CHICAGO (CN) – A canine officer can pursue claims that his annual $2,000 stipend did not account for “overtime” hours he spent caring for his service dog, a federal judge ruled.
Bob Diorio is a police officer in the K-9 unit for the village of Tinley Park, a suburb of Chicago. His job duties include the care, feeding, boarding, grooming, transport and training of Tinley Park’s service animal, Thor.
Tinley Park gives officers like Diorio a $2,000 annual stipend meant to “constitute full compensation at the appropriate rate for all hours of work on off-duty time for the maintenance, care, training and transport of the dog,” according to its collective bargaining agreement.
But Diorio claimed that that the stipend does not amount to a reasonable hourly wage in a September 2011 federal complaint. He says caring for Thor often requires more than 40 hours a week, on top of his regular work schedule.

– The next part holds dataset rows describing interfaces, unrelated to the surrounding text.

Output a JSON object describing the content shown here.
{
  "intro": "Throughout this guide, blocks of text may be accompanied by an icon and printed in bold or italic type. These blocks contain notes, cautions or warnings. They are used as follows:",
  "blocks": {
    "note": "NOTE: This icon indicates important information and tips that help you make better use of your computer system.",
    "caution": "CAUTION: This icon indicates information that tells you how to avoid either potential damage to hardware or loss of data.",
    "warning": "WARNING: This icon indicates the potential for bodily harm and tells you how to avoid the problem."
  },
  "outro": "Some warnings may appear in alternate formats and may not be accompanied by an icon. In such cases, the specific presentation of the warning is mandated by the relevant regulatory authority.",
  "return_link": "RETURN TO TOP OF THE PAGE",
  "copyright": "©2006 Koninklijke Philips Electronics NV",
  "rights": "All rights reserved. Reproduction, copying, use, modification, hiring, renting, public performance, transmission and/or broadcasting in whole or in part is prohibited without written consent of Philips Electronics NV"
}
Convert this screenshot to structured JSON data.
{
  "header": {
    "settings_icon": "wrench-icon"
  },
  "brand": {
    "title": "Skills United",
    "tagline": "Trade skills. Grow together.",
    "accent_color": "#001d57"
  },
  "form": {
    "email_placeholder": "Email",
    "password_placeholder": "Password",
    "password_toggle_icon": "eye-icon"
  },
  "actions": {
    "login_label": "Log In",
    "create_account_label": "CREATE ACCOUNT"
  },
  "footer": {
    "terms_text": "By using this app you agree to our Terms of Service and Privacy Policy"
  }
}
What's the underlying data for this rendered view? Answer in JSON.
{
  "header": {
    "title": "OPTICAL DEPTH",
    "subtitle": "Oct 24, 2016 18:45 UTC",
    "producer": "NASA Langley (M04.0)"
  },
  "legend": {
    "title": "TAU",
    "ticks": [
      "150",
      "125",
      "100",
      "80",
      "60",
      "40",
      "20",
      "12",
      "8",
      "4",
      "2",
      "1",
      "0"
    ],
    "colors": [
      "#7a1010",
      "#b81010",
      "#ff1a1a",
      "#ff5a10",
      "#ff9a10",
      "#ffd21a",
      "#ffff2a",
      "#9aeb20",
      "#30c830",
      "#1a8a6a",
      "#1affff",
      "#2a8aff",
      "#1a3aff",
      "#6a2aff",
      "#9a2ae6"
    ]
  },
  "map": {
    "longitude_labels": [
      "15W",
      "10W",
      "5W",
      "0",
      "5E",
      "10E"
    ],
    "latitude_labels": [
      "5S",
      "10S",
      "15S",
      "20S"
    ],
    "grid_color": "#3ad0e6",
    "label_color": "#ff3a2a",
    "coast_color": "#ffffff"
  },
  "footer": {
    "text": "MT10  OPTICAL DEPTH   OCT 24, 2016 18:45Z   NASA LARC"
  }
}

U.S. District Judge John Tharp Jr. refused to dismiss Diorio’s case Friday, finding that “whether the CBA agreement is reasonable in light of ‘all the pertinent facts’ is a quintessential question of fact that cannot be decided in the village’s favor at the stage of the litigation.”
“Drawing all reasonable inferences in Diorio’s favor, it is clear that Diorio claims that the compensation he receives for caring for the service animal ($2,000) amounts to less than $8.25 per each hour he spends working outside of his regular working hours,” Tharp wrote in a footnote to the seven-page decision. “That claim is plausible. If Diorio cares for the animal for at least 243 hours outside of his regular working hours (i.e., approximately 40 minutes per day), he earns less than $8.25 per hour for that work. Further, whether Diorio is paid the minimum wage for caring for his service animal is not the issue; rather, the issue is whether the wage he is paid is reasonable.” (Emphasis in original.)
Tharp noted that the reasonableness of Diorio’s current compensation also depends on factors such as “whether the amount of additional compensation was freely bargained for or ‘imposed’ on the officer, whether the employer paid for the dog’s food and medical care, whether the employer provided a take-home police vehicle for transporting the dog, whether the employer built a kennel for the dog, and an examination of the costs and benefits of having a highly trained police dog (and family pet) in the officer’s home.” (Parentheses in original.)
“The reasonableness of an agreement must be determined based on ‘all of the facts and circumstances of the parties’ relationship,’ not just whether the parties included a recitation as to the reasonableness of the compensation in the agreement,” he added.